Q: I wrote a screenplay as a collaborative effort with three other people, and the four of us have a signed agreement regarding our collaboration. I registered the work with WGA (listing all four of us on the registration) and one of the other people took care of copyrighting the work. Well, he took the work and copyrighted it as him being the sole author. He did not put my name or either of the other two people’s names on it. It was not his idea, he is not the producer, and he did not write the screenplay. He is simply one of four that has developed the story. Now what do we do?
A: See, this is the problem with people. You try to work together, everything appears to be going along swimmingly and then one of them runs off and does something like this. Faithful readers, this is why your Law Law Land bloggers never interact with anyone, let alone each other. We find people as pleasant as the razor blade scene in A Prophet.
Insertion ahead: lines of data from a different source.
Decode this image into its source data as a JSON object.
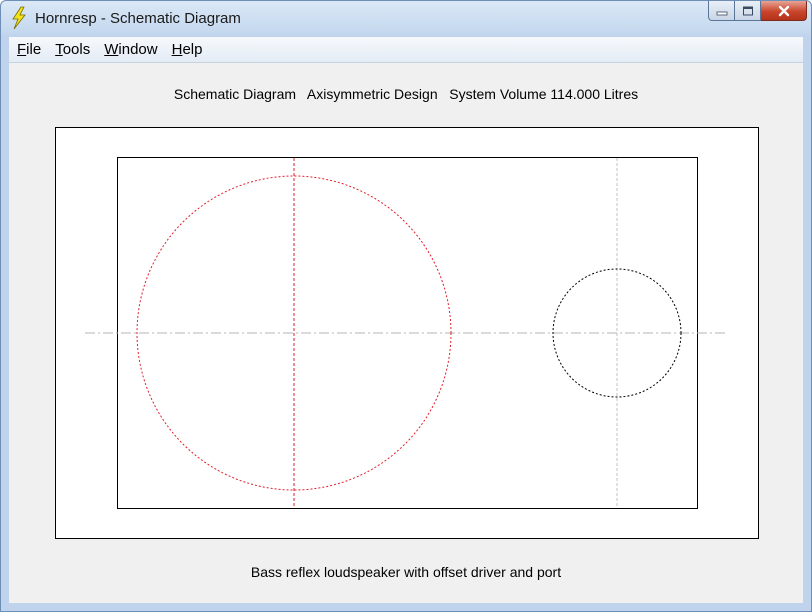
{
  "window": {
    "title": "Hornresp - Schematic Diagram",
    "icon": "lightning-bolt-icon"
  },
  "menu": {
    "items": [
      {
        "first": "F",
        "rest": "ile"
      },
      {
        "first": "T",
        "rest": "ools"
      },
      {
        "first": "W",
        "rest": "indow"
      },
      {
        "first": "H",
        "rest": "elp"
      }
    ]
  },
  "diagram": {
    "header": "Schematic Diagram   Axisymmetric Design   System Volume 114.000 Litres",
    "caption": "Bass reflex loudspeaker with offset driver and port",
    "colors": {
      "driver": "#e0202a",
      "port": "#000000",
      "centerline": "#b4b4b4",
      "frame": "#000000"
    }
  }
}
That’s why we sit in our respective offices with the doors closed, shades drawn, pouring over legal documents, writing blogs, pounding 5-Hour Energies, and trying desperately hard to post humorous comments beneath the photos at http://www.awkwardfamilyphotos.com/.